Supplied records »
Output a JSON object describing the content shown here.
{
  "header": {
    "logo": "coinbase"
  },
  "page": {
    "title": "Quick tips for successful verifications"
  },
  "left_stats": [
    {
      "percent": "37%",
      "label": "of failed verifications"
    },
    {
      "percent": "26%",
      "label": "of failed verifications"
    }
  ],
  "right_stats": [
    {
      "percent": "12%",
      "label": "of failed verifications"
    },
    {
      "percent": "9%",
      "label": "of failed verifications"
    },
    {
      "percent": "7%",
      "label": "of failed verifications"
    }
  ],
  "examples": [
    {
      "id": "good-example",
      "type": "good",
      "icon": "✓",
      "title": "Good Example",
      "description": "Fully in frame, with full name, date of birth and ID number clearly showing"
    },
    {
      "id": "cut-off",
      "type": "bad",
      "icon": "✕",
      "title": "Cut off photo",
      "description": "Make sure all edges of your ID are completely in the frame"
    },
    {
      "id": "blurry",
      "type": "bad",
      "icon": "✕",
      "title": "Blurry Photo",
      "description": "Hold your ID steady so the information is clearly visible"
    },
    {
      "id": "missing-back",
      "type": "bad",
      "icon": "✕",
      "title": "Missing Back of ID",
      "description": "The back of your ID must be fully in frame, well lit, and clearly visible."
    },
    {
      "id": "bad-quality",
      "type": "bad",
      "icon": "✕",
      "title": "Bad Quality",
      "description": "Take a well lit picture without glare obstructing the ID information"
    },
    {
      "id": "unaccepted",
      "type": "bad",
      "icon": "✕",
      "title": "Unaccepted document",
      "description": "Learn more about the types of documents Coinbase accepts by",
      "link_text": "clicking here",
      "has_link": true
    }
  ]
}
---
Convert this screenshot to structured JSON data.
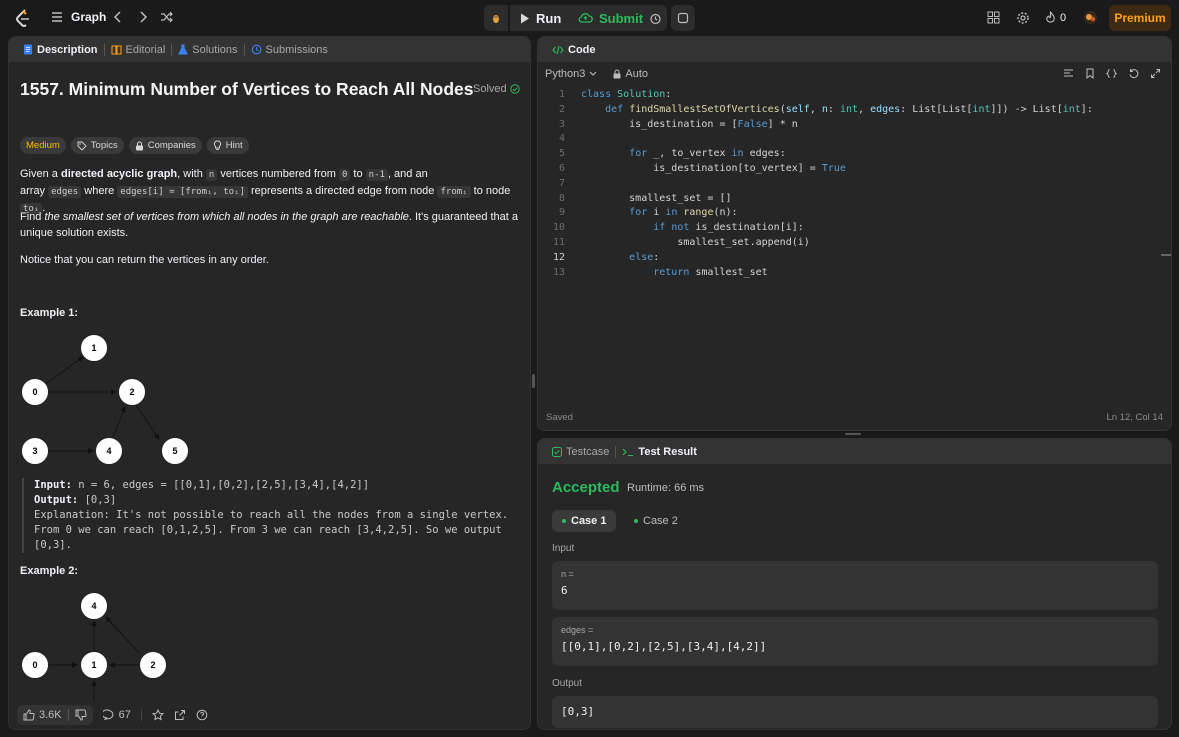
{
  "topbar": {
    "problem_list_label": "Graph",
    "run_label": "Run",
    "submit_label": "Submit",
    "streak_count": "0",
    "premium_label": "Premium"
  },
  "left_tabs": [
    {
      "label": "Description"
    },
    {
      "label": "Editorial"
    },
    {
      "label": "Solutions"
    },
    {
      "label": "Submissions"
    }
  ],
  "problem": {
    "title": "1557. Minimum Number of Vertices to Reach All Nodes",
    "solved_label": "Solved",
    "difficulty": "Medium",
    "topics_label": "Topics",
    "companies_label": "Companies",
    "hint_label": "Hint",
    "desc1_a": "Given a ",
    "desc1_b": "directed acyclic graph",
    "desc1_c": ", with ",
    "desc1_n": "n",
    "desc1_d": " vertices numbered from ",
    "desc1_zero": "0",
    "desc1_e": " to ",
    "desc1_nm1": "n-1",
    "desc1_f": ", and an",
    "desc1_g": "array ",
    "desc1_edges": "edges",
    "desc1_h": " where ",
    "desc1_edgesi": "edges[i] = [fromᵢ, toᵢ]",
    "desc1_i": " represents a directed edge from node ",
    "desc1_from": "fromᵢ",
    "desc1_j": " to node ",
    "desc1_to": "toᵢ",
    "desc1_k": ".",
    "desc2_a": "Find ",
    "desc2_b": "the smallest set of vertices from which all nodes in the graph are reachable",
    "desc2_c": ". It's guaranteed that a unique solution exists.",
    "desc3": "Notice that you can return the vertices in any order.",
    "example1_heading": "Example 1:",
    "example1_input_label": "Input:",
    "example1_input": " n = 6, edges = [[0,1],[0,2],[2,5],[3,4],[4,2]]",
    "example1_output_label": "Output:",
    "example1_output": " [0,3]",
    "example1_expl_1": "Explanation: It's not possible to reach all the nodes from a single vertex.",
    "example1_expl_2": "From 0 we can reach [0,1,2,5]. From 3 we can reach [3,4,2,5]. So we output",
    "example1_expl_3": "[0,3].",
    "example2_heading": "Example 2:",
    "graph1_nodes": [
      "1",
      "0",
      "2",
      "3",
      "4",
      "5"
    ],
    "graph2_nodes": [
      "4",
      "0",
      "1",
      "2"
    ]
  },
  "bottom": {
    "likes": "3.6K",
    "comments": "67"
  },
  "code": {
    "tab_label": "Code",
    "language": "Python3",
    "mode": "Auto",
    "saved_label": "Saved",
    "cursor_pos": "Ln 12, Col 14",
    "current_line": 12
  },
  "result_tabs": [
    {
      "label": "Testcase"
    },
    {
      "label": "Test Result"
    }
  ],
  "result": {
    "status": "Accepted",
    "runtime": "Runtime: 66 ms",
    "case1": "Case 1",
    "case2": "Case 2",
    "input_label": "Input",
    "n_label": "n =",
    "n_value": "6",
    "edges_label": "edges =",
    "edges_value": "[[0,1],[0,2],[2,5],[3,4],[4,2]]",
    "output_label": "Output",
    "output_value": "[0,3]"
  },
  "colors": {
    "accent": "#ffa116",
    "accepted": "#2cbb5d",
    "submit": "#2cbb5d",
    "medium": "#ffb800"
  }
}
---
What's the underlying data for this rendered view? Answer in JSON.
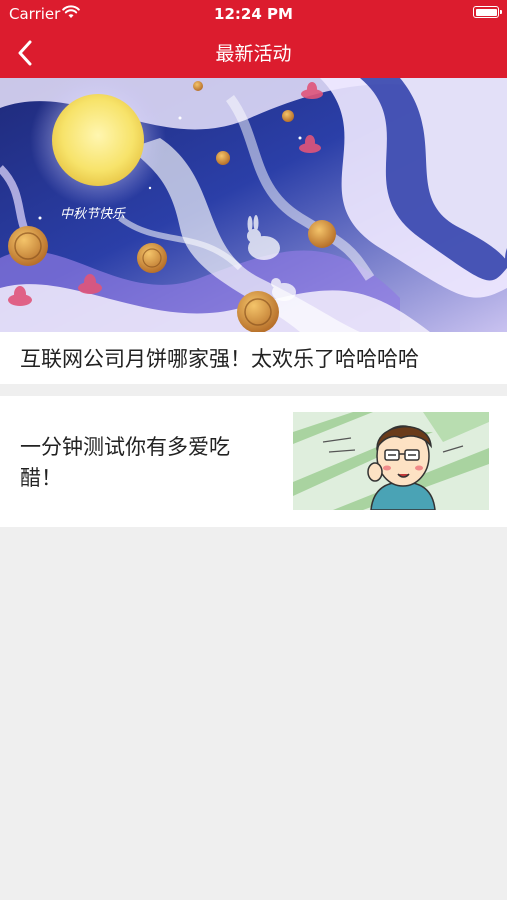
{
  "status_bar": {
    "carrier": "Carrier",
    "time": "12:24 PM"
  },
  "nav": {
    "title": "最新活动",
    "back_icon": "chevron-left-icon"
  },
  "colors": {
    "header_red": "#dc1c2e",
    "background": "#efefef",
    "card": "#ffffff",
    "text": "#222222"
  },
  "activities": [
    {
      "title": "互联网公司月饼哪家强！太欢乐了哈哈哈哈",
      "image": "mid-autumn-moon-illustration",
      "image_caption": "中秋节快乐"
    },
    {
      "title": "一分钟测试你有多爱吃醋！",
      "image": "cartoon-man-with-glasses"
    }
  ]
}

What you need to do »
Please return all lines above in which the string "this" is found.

Answer section »
Convert this screenshot to structured JSON data.
What's the underlying data for this rendered view? Answer in JSON.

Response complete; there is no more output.